Unfortunately, this is a very effective set-up of the message the deniers hope will stop or delay action on climate change. For if this so-called greatest remaining mystery cannot be so readily dismissed, then maybe we should wait until the "mystery" is solved? Too much doubt, so wait and see. Don't act yet, until we've eliminated the doubt. That has been the deniers main argument from the beginning, which is found loud and clear in this NYTimes piece.
But the article also includes a particular twist that the deniers have been pushing lately, which is why they are talking about clouds. The smart deniers recognize they can no longer convince the average person that there hasn't been some warming and that the climate is changing. Now their strategy is to talk about catastrophic warming, planet-altering warming -- as if all the suffering the world endures before such a catastrophe doesn't matter and should be ignored. As if the malnourished children in Malawi Victor told us about, and others around the world who are suffering today, and those who will suffer in the coming decades, should be denied.
Pretend their suffering doesn't exist. Poof. Problem solved! It's like a magic trick. Let me dazzle you with this great mystery about clouds and climate change while I make decades of suffering disappear.
The most infamous magician creating clouds of denial is Dr. Richard Lindzen from MIT, and he is featured prominently in the NYTimes article. It's true that Dr. Lindzen gets knocked about quite a bit in the piece. But when it comes to the question of taking real action, it is Lindzen's framing that controls what is presented.

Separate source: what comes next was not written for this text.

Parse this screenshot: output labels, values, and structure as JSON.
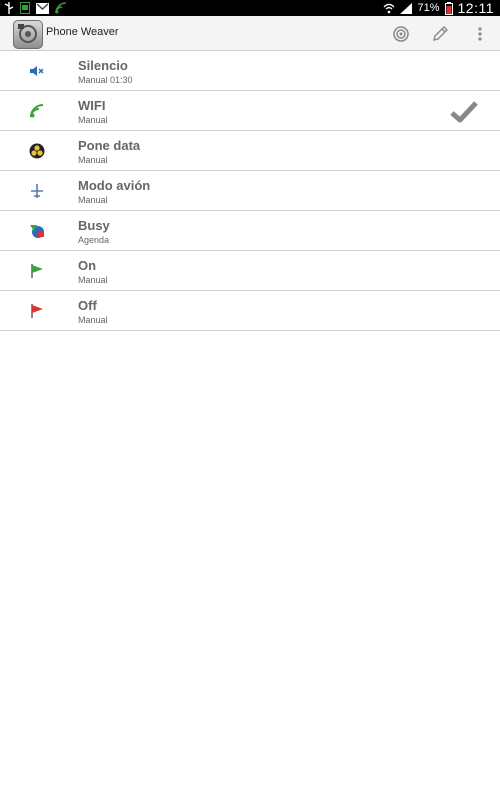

Here is an illustrative excerpt from the article, including "the money quote" from Lindzen:
"If I'm right, we'll have saved money" by avoiding measures to limit emissions, Dr. Lindzen said in the interview. "If I'm wrong, we'll know it in 50 years and can do something."
But mainstream scientists counter that society's impulse to wait only heightens the risks.
The latter statement is supposed to be the counter to Dr. Lindzen, but it simply accepts his terms of the argument. What is the risk that is being heightened? Catastrophe.
And yet, for the poor, deadly consequences of climate change have been happening for quite some time. For the poor in Malawi the risks have been realized, meaning what were risks are now reality.
The truth is this: Each degree of temperature rise represents a tremendous amount of suffering. It's not a question of do nothing or spend a lot of money to avoid a catastrophe that may or may not materialize contingent upon the vicissitudes of clouds. That's what wizards of denial like Dr. Lindzen want you to fall for, and what the NYTimes helped to perpetuate in this piece.
Significant action now can avoid degrees of warming that will impact billions, irrespective of whether a planet-altering catastrophe arises or not. And such investments are quite affordable, costing the world less than what we currently spend on insurance, and providing a nice rate of return in the form of a clean energy revolution and health savings from cutting pollution that should significantly exceed the investment if history is our guide.
And that's why this article made me so mad.
Here is what I would like to say to the NYTimes: Get your head out of the clouds and see what's happening to people on the ground like Victor and his fellow Malawians. I mean this literally. Do a series of articles on the impacts climate change is having on the poor today. That's your penance for allowing yourselves to be played, for perpetuating the message of the deniers and their trick of trying to make the suffering of the poor simply disappear from our consciences. It's not right. And a correction is needed.
The Rev. Jim Ball, Ph.D., is author of Global Warming and the Risen LORD.